**Raw data:**
■ ■ ■ ■ ■ ■ ■

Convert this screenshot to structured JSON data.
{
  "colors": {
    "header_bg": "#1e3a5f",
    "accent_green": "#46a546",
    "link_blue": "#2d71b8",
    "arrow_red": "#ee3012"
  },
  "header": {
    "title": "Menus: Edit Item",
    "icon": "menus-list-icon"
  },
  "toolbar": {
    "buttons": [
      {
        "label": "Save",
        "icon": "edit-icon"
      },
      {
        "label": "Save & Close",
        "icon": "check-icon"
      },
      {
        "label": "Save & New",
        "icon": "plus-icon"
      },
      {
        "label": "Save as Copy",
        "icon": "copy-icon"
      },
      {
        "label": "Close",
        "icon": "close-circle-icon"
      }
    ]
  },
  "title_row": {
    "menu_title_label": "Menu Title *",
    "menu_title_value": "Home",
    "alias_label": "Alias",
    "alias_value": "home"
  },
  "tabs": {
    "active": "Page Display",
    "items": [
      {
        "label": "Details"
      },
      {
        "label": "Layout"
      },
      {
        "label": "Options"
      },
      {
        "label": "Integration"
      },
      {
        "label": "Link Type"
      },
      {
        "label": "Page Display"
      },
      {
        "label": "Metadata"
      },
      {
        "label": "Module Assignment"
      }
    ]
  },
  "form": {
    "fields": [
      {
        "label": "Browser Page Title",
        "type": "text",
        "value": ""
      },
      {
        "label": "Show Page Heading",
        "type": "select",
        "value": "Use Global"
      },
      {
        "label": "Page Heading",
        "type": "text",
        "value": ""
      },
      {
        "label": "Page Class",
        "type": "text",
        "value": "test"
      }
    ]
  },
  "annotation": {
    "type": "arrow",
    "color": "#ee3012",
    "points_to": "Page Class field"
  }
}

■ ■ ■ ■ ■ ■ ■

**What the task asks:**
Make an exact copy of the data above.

**Your solution:**
Convert this screenshot to structured JSON data.
{
  "colors": {
    "header_bg": "#1e3a5f",
    "accent_green": "#46a546",
    "link_blue": "#2d71b8",
    "arrow_red": "#ee3012"
  },
  "header": {
    "title": "Menus: Edit Item",
    "icon": "menus-list-icon"
  },
  "toolbar": {
    "buttons": [
      {
        "label": "Save",
        "icon": "edit-icon"
      },
      {
        "label": "Save & Close",
        "icon": "check-icon"
      },
      {
        "label": "Save & New",
        "icon": "plus-icon"
      },
      {
        "label": "Save as Copy",
        "icon": "copy-icon"
      },
      {
        "label": "Close",
        "icon": "close-circle-icon"
      }
    ]
  },
  "title_row": {
    "menu_title_label": "Menu Title *",
    "menu_title_value": "Home",
    "alias_label": "Alias",
    "alias_value": "home"
  },
  "tabs": {
    "active": "Page Display",
    "items": [
      {
        "label": "Details"
      },
      {
        "label": "Layout"
      },
      {
        "label": "Options"
      },
      {
        "label": "Integration"
      },
      {
        "label": "Link Type"
      },
      {
        "label": "Page Display"
      },
      {
        "label": "Metadata"
      },
      {
        "label": "Module Assignment"
      }
    ]
  },
  "form": {
    "fields": [
      {
        "label": "Browser Page Title",
        "type": "text",
        "value": ""
      },
      {
        "label": "Show Page Heading",
        "type": "select",
        "value": "Use Global"
      },
      {
        "label": "Page Heading",
        "type": "text",
        "value": ""
      },
      {
        "label": "Page Class",
        "type": "text",
        "value": "test"
      }
    ]
  },
  "annotation": {
    "type": "arrow",
    "color": "#ee3012",
    "points_to": "Page Class field"
  }
}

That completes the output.